Data records for software interfaces:
========

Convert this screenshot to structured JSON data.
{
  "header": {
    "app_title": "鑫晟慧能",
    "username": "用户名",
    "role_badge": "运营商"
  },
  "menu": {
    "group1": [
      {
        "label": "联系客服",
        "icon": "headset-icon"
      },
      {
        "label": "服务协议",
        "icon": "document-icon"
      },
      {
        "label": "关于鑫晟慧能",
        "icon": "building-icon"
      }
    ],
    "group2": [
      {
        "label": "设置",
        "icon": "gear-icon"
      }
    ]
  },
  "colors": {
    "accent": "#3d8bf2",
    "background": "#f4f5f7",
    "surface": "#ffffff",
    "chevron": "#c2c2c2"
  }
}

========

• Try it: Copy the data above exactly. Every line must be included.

• Result:
Convert this screenshot to structured JSON data.
{
  "header": {
    "app_title": "鑫晟慧能",
    "username": "用户名",
    "role_badge": "运营商"
  },
  "menu": {
    "group1": [
      {
        "label": "联系客服",
        "icon": "headset-icon"
      },
      {
        "label": "服务协议",
        "icon": "document-icon"
      },
      {
        "label": "关于鑫晟慧能",
        "icon": "building-icon"
      }
    ],
    "group2": [
      {
        "label": "设置",
        "icon": "gear-icon"
      }
    ]
  },
  "colors": {
    "accent": "#3d8bf2",
    "background": "#f4f5f7",
    "surface": "#ffffff",
    "chevron": "#c2c2c2"
  }
}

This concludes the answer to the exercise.